◆ What needs to be done
Output the full listing below exactly; the images stay out.

◆ Task input

"""

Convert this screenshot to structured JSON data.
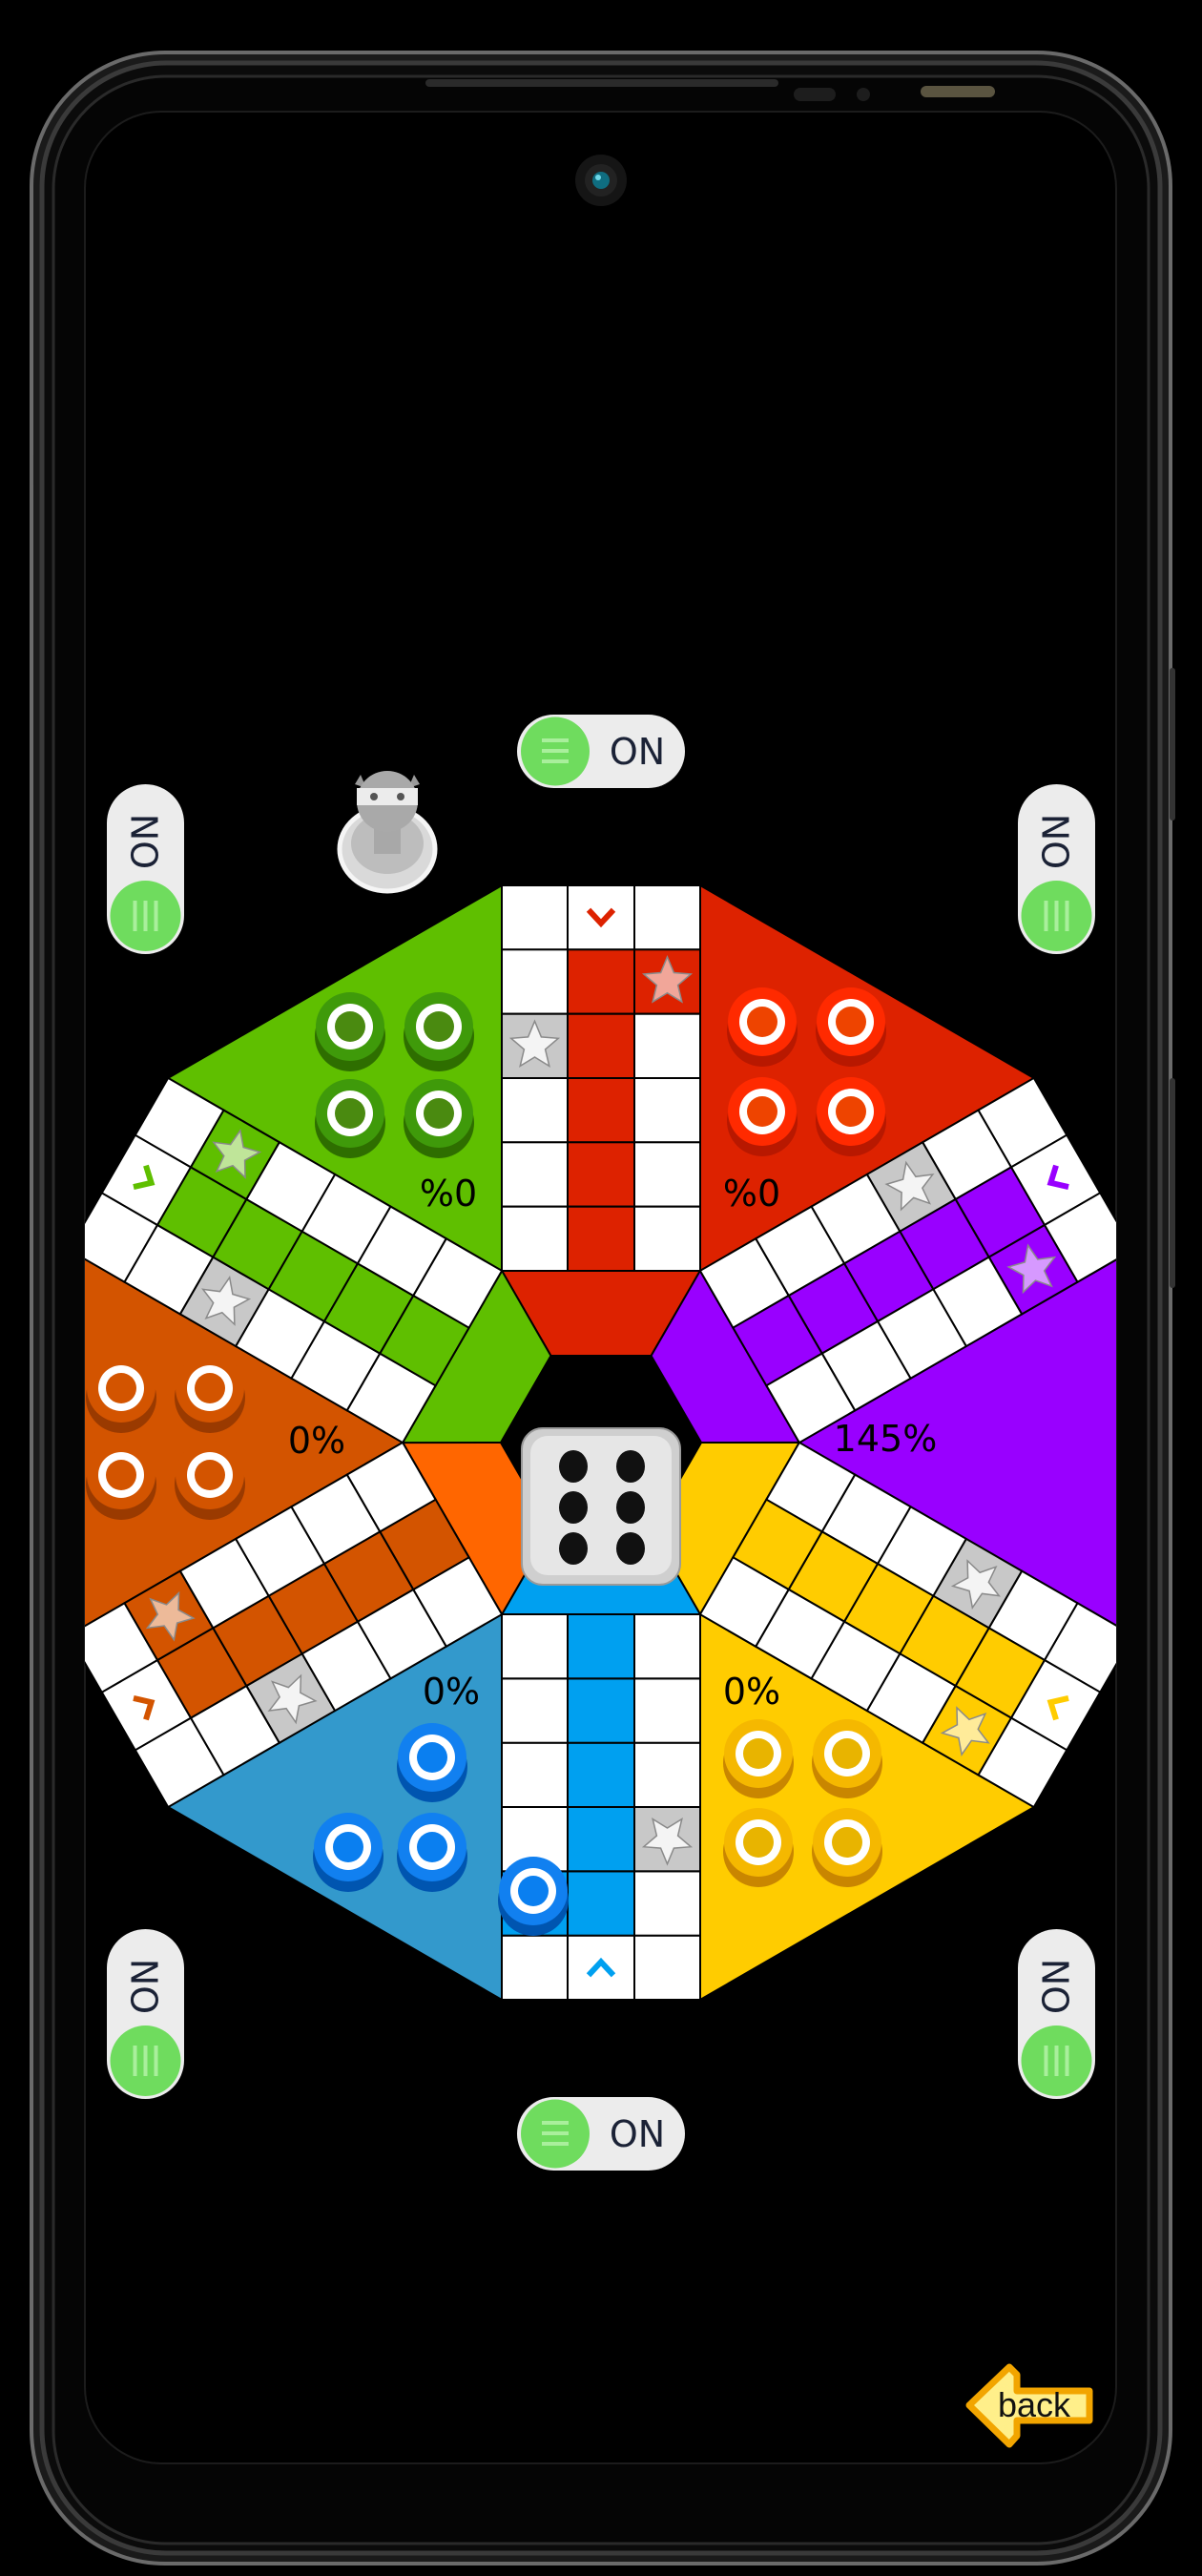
{
  "toggles": {
    "top": {
      "label": "ON",
      "state": "on"
    },
    "bottom": {
      "label": "ON",
      "state": "on"
    },
    "left_upper": {
      "label": "ON",
      "state": "on"
    },
    "right_upper": {
      "label": "ON",
      "state": "on"
    },
    "left_lower": {
      "label": "ON",
      "state": "on"
    },
    "right_lower": {
      "label": "ON",
      "state": "on"
    }
  },
  "players": [
    {
      "color_name": "red",
      "color": "#dd2200",
      "center_color": "#dd2200",
      "percent": "%0",
      "pieces_in_home": 4,
      "pieces_on_board": 0
    },
    {
      "color_name": "purple",
      "color": "#9900ff",
      "center_color": "#9900ff",
      "percent": "145%",
      "pieces_in_home": 0,
      "pieces_on_board": 0
    },
    {
      "color_name": "yellow",
      "color": "#ffcc00",
      "center_color": "#ffcc00",
      "percent": "0%",
      "pieces_in_home": 4,
      "pieces_on_board": 0
    },
    {
      "color_name": "blue",
      "color": "#3399cc",
      "track_color": "#00a0f0",
      "center_color": "#00a0f0",
      "percent": "0%",
      "pieces_in_home": 3,
      "pieces_on_board": 1
    },
    {
      "color_name": "orange",
      "color": "#d35400",
      "center_color": "#ff6600",
      "percent": "0%",
      "pieces_in_home": 4,
      "pieces_on_board": 0
    },
    {
      "color_name": "green",
      "color": "#5fbf00",
      "center_color": "#5fbf00",
      "percent": "%0",
      "pieces_in_home": 4,
      "pieces_on_board": 0
    }
  ],
  "dice": {
    "value": 6
  },
  "current_turn_icon": "robot-avatar-icon",
  "back_label": "back",
  "icons": {
    "toggle_knob": "grip-lines-icon",
    "start_cell": "star-icon",
    "entry": "chevron-icon",
    "back": "arrow-left-icon"
  }
}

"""

◆ Task answer
Convert this screenshot to structured JSON data.
{
  "toggles": {
    "top": {
      "label": "ON",
      "state": "on"
    },
    "bottom": {
      "label": "ON",
      "state": "on"
    },
    "left_upper": {
      "label": "ON",
      "state": "on"
    },
    "right_upper": {
      "label": "ON",
      "state": "on"
    },
    "left_lower": {
      "label": "ON",
      "state": "on"
    },
    "right_lower": {
      "label": "ON",
      "state": "on"
    }
  },
  "players": [
    {
      "color_name": "red",
      "color": "#dd2200",
      "center_color": "#dd2200",
      "percent": "%0",
      "pieces_in_home": 4,
      "pieces_on_board": 0
    },
    {
      "color_name": "purple",
      "color": "#9900ff",
      "center_color": "#9900ff",
      "percent": "145%",
      "pieces_in_home": 0,
      "pieces_on_board": 0
    },
    {
      "color_name": "yellow",
      "color": "#ffcc00",
      "center_color": "#ffcc00",
      "percent": "0%",
      "pieces_in_home": 4,
      "pieces_on_board": 0
    },
    {
      "color_name": "blue",
      "color": "#3399cc",
      "track_color": "#00a0f0",
      "center_color": "#00a0f0",
      "percent": "0%",
      "pieces_in_home": 3,
      "pieces_on_board": 1
    },
    {
      "color_name": "orange",
      "color": "#d35400",
      "center_color": "#ff6600",
      "percent": "0%",
      "pieces_in_home": 4,
      "pieces_on_board": 0
    },
    {
      "color_name": "green",
      "color": "#5fbf00",
      "center_color": "#5fbf00",
      "percent": "%0",
      "pieces_in_home": 4,
      "pieces_on_board": 0
    }
  ],
  "dice": {
    "value": 6
  },
  "current_turn_icon": "robot-avatar-icon",
  "back_label": "back",
  "icons": {
    "toggle_knob": "grip-lines-icon",
    "start_cell": "star-icon",
    "entry": "chevron-icon",
    "back": "arrow-left-icon"
  }
}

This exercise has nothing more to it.